┌──

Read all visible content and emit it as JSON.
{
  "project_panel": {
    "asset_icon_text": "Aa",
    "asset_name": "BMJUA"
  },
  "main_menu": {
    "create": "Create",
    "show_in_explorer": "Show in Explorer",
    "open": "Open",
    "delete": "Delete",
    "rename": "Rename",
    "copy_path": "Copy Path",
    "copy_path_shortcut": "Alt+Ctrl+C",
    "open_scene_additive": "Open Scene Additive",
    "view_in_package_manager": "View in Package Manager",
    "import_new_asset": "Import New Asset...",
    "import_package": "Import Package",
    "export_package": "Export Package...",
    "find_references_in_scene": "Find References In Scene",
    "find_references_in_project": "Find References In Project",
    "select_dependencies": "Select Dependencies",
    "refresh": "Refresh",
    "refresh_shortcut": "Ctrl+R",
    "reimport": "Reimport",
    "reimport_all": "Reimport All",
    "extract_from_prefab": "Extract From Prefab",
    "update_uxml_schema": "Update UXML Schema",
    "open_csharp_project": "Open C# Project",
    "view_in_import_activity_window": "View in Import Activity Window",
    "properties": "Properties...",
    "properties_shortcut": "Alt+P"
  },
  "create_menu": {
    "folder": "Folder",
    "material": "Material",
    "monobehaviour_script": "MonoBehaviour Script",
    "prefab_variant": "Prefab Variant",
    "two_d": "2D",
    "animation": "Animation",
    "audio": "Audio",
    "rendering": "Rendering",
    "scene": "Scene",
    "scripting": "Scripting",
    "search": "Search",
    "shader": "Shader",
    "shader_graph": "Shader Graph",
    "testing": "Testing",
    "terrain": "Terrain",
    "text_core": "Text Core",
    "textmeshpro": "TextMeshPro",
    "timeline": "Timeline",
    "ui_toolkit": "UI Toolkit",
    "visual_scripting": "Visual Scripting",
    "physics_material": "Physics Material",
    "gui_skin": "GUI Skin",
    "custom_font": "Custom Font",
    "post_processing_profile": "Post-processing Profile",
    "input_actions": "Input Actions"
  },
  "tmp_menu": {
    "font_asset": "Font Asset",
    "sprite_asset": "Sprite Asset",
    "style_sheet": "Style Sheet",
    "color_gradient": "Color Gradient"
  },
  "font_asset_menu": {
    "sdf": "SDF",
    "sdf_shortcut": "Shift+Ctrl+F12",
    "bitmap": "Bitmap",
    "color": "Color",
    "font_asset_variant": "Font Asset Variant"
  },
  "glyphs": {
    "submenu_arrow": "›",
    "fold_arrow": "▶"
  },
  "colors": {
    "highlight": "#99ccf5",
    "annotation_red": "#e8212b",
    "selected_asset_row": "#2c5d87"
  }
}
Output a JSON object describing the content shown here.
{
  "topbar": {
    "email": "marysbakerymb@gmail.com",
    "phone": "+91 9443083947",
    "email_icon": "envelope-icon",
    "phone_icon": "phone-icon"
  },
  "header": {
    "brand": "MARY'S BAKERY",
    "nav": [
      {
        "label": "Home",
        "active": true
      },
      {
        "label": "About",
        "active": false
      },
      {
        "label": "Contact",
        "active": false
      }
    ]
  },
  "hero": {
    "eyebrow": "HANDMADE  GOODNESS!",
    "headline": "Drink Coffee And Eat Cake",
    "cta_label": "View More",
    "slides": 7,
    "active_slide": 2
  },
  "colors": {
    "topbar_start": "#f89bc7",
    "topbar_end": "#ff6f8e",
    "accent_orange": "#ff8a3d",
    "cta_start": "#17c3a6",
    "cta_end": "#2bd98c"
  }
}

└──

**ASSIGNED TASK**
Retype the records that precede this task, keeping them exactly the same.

**EXERCISE SOLUTION**
Read all visible content and emit it as JSON.
{
  "project_panel": {
    "asset_icon_text": "Aa",
    "asset_name": "BMJUA"
  },
  "main_menu": {
    "create": "Create",
    "show_in_explorer": "Show in Explorer",
    "open": "Open",
    "delete": "Delete",
    "rename": "Rename",
    "copy_path": "Copy Path",
    "copy_path_shortcut": "Alt+Ctrl+C",
    "open_scene_additive": "Open Scene Additive",
    "view_in_package_manager": "View in Package Manager",
    "import_new_asset": "Import New Asset...",
    "import_package": "Import Package",
    "export_package": "Export Package...",
    "find_references_in_scene": "Find References In Scene",
    "find_references_in_project": "Find References In Project",
    "select_dependencies": "Select Dependencies",
    "refresh": "Refresh",
    "refresh_shortcut": "Ctrl+R",
    "reimport": "Reimport",
    "reimport_all": "Reimport All",
    "extract_from_prefab": "Extract From Prefab",
    "update_uxml_schema": "Update UXML Schema",
    "open_csharp_project": "Open C# Project",
    "view_in_import_activity_window": "View in Import Activity Window",
    "properties": "Properties...",
    "properties_shortcut": "Alt+P"
  },
  "create_menu": {
    "folder": "Folder",
    "material": "Material",
    "monobehaviour_script": "MonoBehaviour Script",
    "prefab_variant": "Prefab Variant",
    "two_d": "2D",
    "animation": "Animation",
    "audio": "Audio",
    "rendering": "Rendering",
    "scene": "Scene",
    "scripting": "Scripting",
    "search": "Search",
    "shader": "Shader",
    "shader_graph": "Shader Graph",
    "testing": "Testing",
    "terrain": "Terrain",
    "text_core": "Text Core",
    "textmeshpro": "TextMeshPro",
    "timeline": "Timeline",
    "ui_toolkit": "UI Toolkit",
    "visual_scripting": "Visual Scripting",
    "physics_material": "Physics Material",
    "gui_skin": "GUI Skin",
    "custom_font": "Custom Font",
    "post_processing_profile": "Post-processing Profile",
    "input_actions": "Input Actions"
  },
  "tmp_menu": {
    "font_asset": "Font Asset",
    "sprite_asset": "Sprite Asset",
    "style_sheet": "Style Sheet",
    "color_gradient": "Color Gradient"
  },
  "font_asset_menu": {
    "sdf": "SDF",
    "sdf_shortcut": "Shift+Ctrl+F12",
    "bitmap": "Bitmap",
    "color": "Color",
    "font_asset_variant": "Font Asset Variant"
  },
  "glyphs": {
    "submenu_arrow": "›",
    "fold_arrow": "▶"
  },
  "colors": {
    "highlight": "#99ccf5",
    "annotation_red": "#e8212b",
    "selected_asset_row": "#2c5d87"
  }
}
Output a JSON object describing the content shown here.
{
  "topbar": {
    "email": "marysbakerymb@gmail.com",
    "phone": "+91 9443083947",
    "email_icon": "envelope-icon",
    "phone_icon": "phone-icon"
  },
  "header": {
    "brand": "MARY'S BAKERY",
    "nav": [
      {
        "label": "Home",
        "active": true
      },
      {
        "label": "About",
        "active": false
      },
      {
        "label": "Contact",
        "active": false
      }
    ]
  },
  "hero": {
    "eyebrow": "HANDMADE  GOODNESS!",
    "headline": "Drink Coffee And Eat Cake",
    "cta_label": "View More",
    "slides": 7,
    "active_slide": 2
  },
  "colors": {
    "topbar_start": "#f89bc7",
    "topbar_end": "#ff6f8e",
    "accent_orange": "#ff8a3d",
    "cta_start": "#17c3a6",
    "cta_end": "#2bd98c"
  }
}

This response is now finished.